Then into the class itself with the 42 Standard International Competition Form with shaking legs, I had to rest, often, and finally the 42 Standard International Competition Sword Form. Trying to stand on one leg with the other knee raised, pointing a sword, well I was pretty pathetic. But in the end I felt really good, more lively. I knew that more oxygen was entering my muscles and my qi was flowing better.

Driving home in the mid-morning coolness, enjoying the late-summer blue skies, I almost glowed with happiness. It feels so good to move and with purpose, and to accomplish goals–we take the glory of our bodies for granted far too often.

Taiji Jian Tai Chi Sword

Taiji Jian Tai Chi Sword

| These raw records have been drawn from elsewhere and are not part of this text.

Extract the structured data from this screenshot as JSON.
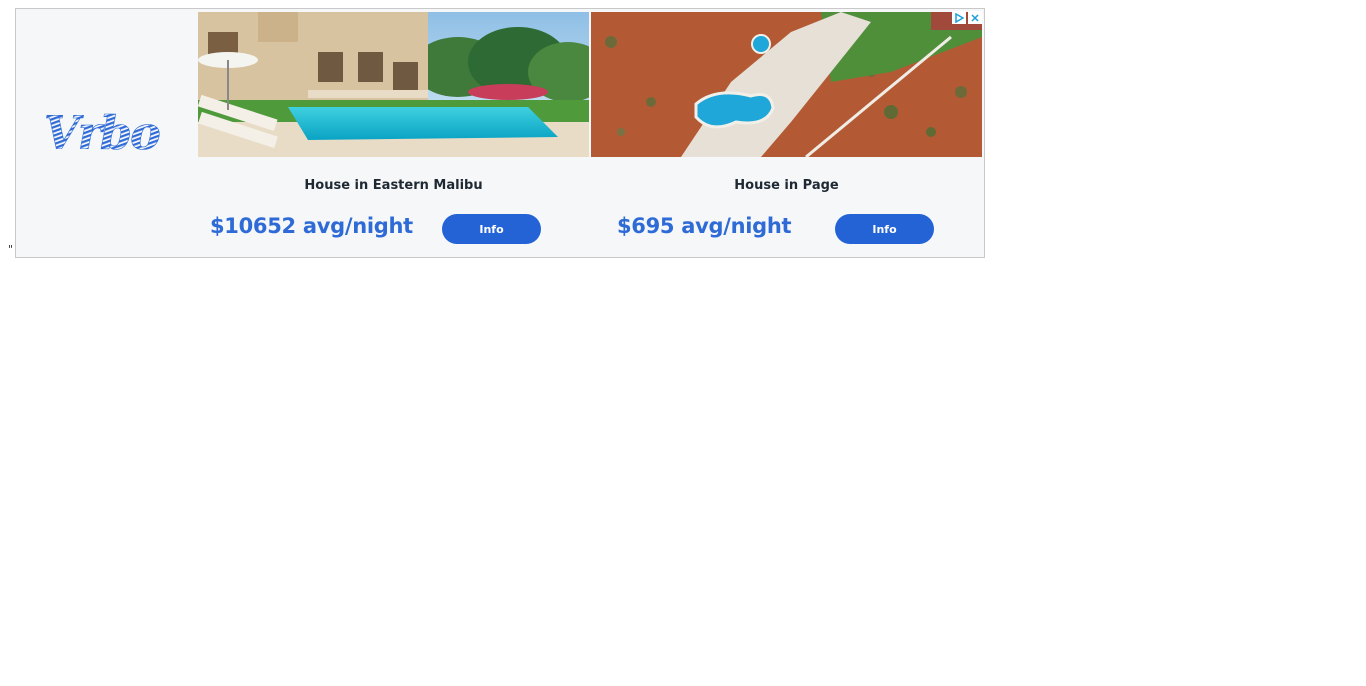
{
  "page": {
    "stray_text": "\""
  },
  "ad": {
    "brand": "Vrbo",
    "brand_color": "#2f6bd6",
    "button_color": "#2463d6",
    "adchoices_icon": "adchoices-triangle-icon",
    "close_icon": "close-x-icon",
    "listings": [
      {
        "title": "House in Eastern Malibu",
        "price": "$10652 avg/night",
        "button_label": "Info",
        "image": "luxury-villa-pool-photo"
      },
      {
        "title": "House in Page",
        "price": "$695 avg/night",
        "button_label": "Info",
        "image": "aerial-desert-pool-photo"
      }
    ]
  }
}
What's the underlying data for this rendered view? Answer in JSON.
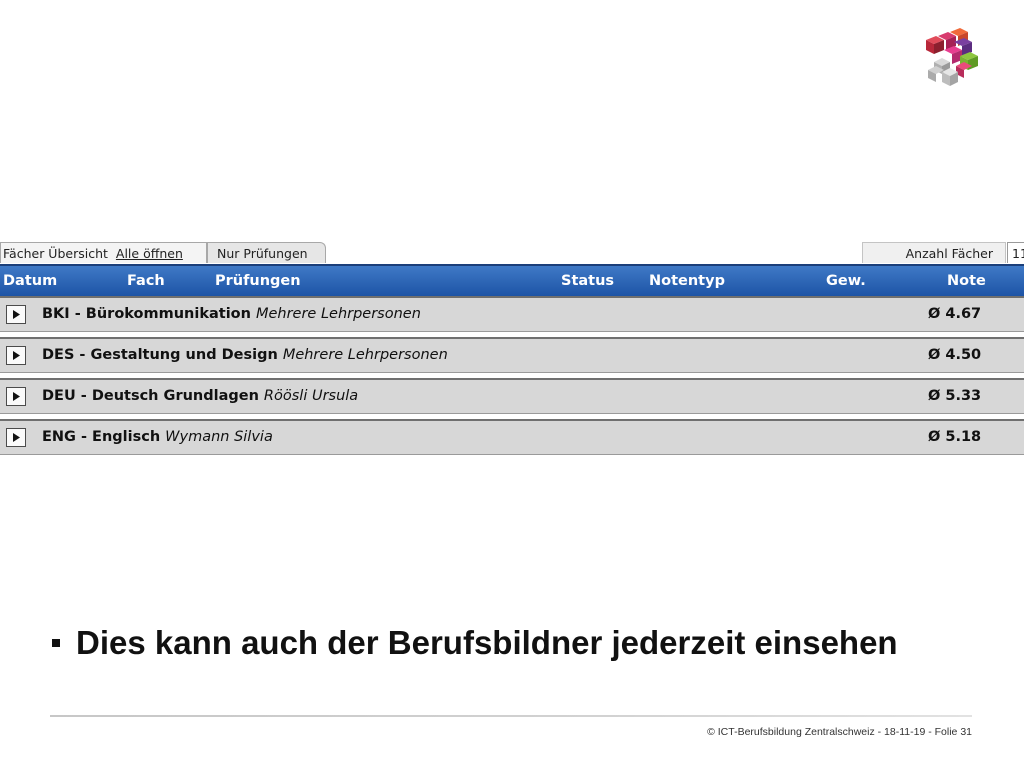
{
  "tabs": {
    "overview": "Fächer Übersicht",
    "open_all": "Alle öffnen",
    "exams_only": "Nur Prüfungen",
    "subject_count": "Anzahl Fächer",
    "count_value": "11"
  },
  "header": {
    "datum": "Datum",
    "fach": "Fach",
    "pruefungen": "Prüfungen",
    "status": "Status",
    "notentyp": "Notentyp",
    "gew": "Gew.",
    "note": "Note"
  },
  "rows": [
    {
      "subject": "BKI - Bürokommunikation",
      "teacher": "Mehrere Lehrpersonen",
      "grade": "Ø 4.67"
    },
    {
      "subject": "DES - Gestaltung und Design",
      "teacher": "Mehrere Lehrpersonen",
      "grade": "Ø 4.50"
    },
    {
      "subject": "DEU - Deutsch Grundlagen",
      "teacher": "Röösli Ursula",
      "grade": "Ø 5.33"
    },
    {
      "subject": "ENG - Englisch",
      "teacher": "Wymann Silvia",
      "grade": "Ø 5.18"
    }
  ],
  "slide": {
    "bullet": "Dies kann auch der Berufsbildner jederzeit einsehen",
    "footer": "© ICT-Berufsbildung Zentralschweiz - 18-11-19 - Folie 31"
  },
  "colors": {
    "header_blue": "#2b64b5",
    "row_gray": "#d7d7d7"
  }
}
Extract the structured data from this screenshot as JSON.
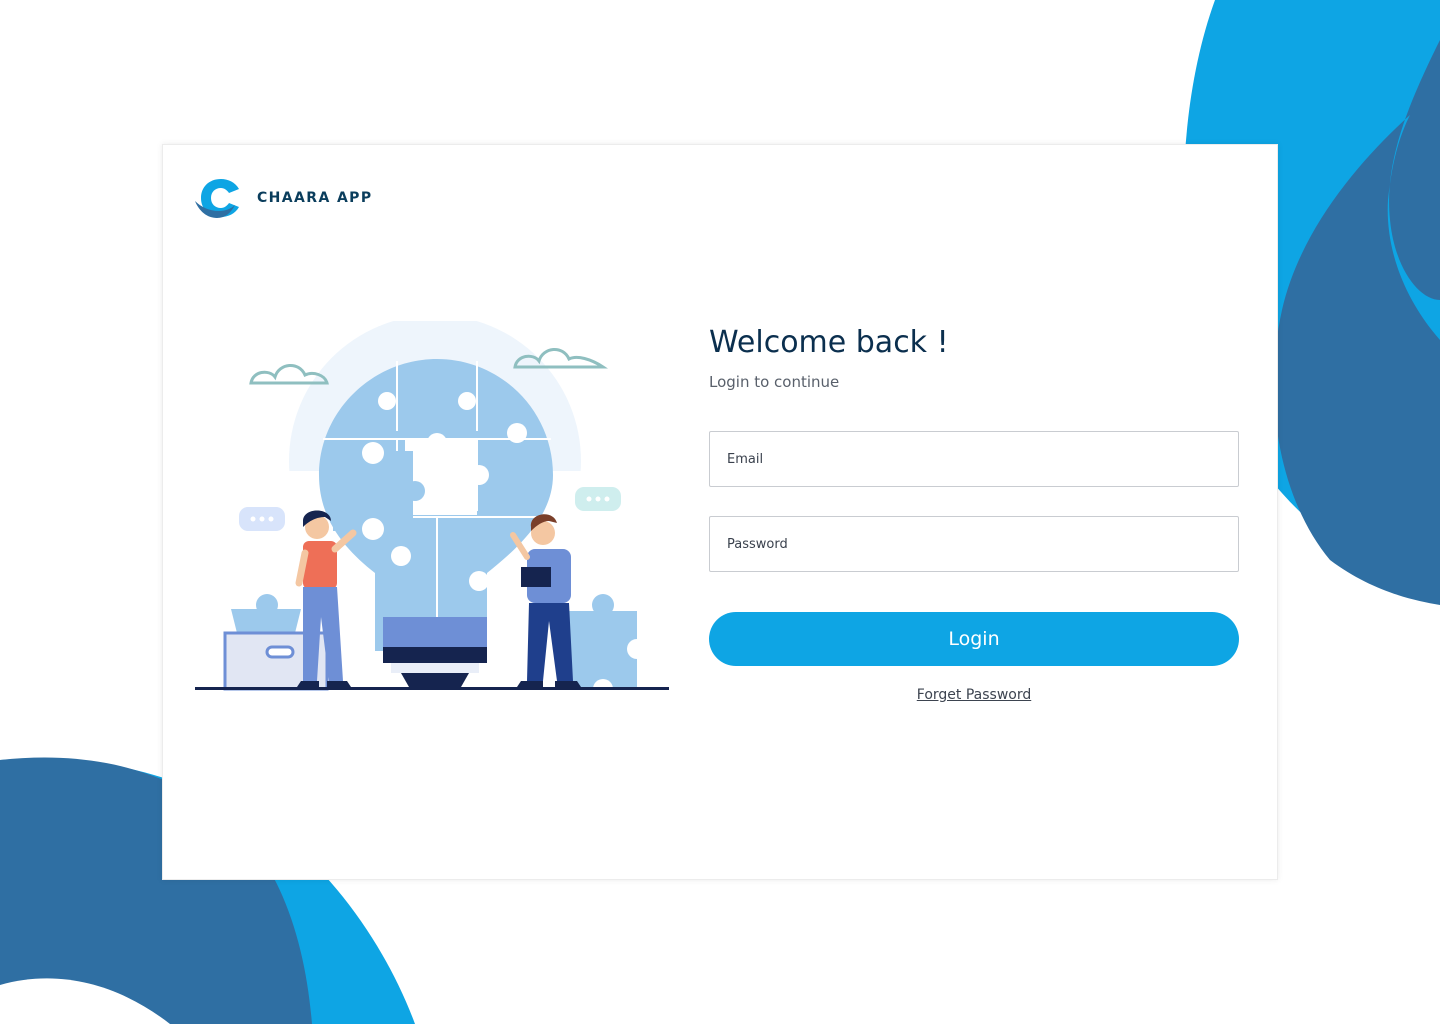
{
  "brand": {
    "name": "CHAARA APP",
    "logo_icon": "chaara-c-logo-icon"
  },
  "colors": {
    "primary": "#0EA5E4",
    "secondary": "#2F6FA3",
    "heading": "#0B2F4E",
    "illustration_light": "#9CC9EC",
    "illustration_dark": "#15244F"
  },
  "login": {
    "title": "Welcome back !",
    "subtitle": "Login to continue",
    "email_placeholder": "Email",
    "password_placeholder": "Password",
    "login_label": "Login",
    "forgot_label": "Forget Password"
  },
  "illustration": {
    "description_icon": "lightbulb-puzzle-illustration"
  }
}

功夫 Gongfu (Kungfu), to achieve, to acquire skill through hard work, what a splendid concept. So, I was moving again and it felt good. Then why Yi, intent? In Chinese martial arts Yi is a primary concept. Simply put, without intent nothing can be accomplished. If you want a drink of water, your intention to pick up a glass must come first before your hand reaches for it. Before we acquire skill at tai chi chuan, we must begin with intent. I have a friend who “intended” on taking this class, but he said he was afraid, it had been so long and now new students and a new teacher…he did not come today. Did he have Yi? Probably not.

Driving home today I passed a young woman. She was clad in comfortable but very nice clothing and she was walking on the sidewalk. The way she carried herself, her stride her posture, her Yi and its culmination told me she was comfortable with physical activity and with her body.

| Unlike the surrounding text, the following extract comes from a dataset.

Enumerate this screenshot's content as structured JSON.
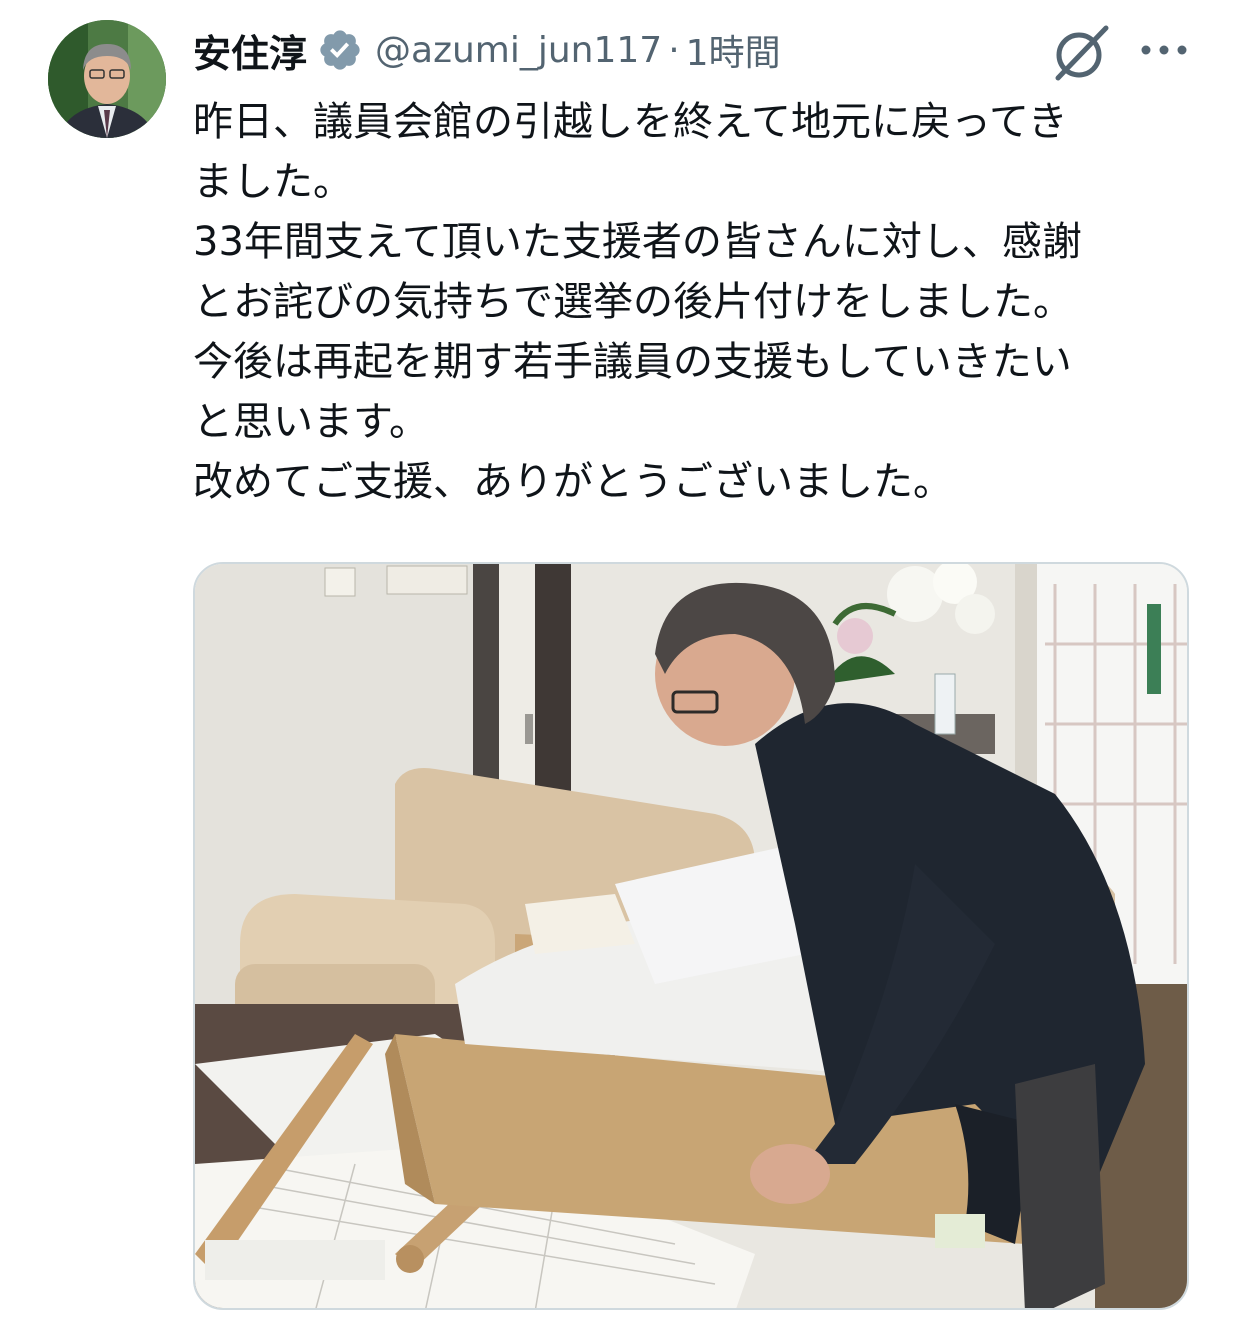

Shortly thereafter, several blocks behind, along came another woman. She was decked out in what I assume is the latest jogging gear, headband, iPod strapped to her bicep, and her shoulders were lifted and tense and her elbows were thrust out and up and her body parts did not work in unison. Each section of her body was singing its own song and it was not harmonious when played together. This woman was obviously not comfortable with her body.

So we have to have the intent and then we must follow through. Just thinking about that drink of water is not enough. Intent and then the appropriate action. Two sayings come to mind: Yi 意, Chi 氣, Li 力. Intent then Internal Energy then strength or power. It all starts with intent.
Dr. John Painter, my Grand Shifu–teacher–says “The mind commands, the body moves, qi (chi) flows.” This makes the most sense to me. Intent then movement and movement produces energy. Of course this means proper movement like the young woman walking.
When I began studying the Yijing (I Ching) many, many years ago, it spoke often of the “Superior Man.” For modern times I change that, and my favorite passage is “The Superior Person stakes the force of life on following the force of will.” Ha! I tried to follow this and was knocked on my ass so many times…I did not understand the most important part, “Superior.” This didn’t work if one was not superior meaning upstanding, honest, gentle, strong…following the four virtues–Honesty, Humility, Patience, Sincerity. So equate “proper” movement with the “superior” person.
This was going to be about the glory of movement, and it still is, but first we must have Yi. Then go forward with the four virtues and celebrate your body and movement. Taijiquan is sometimes called “The Dance of Life.” Regardless of how you move, make it a dance, relax and enjoy yourself.

Dr. Painter on Yi: http://seattlesilverdragon.wordpress.com/2009/02/01/yi-intention-a-key-to-chinese-internal-martial-arts/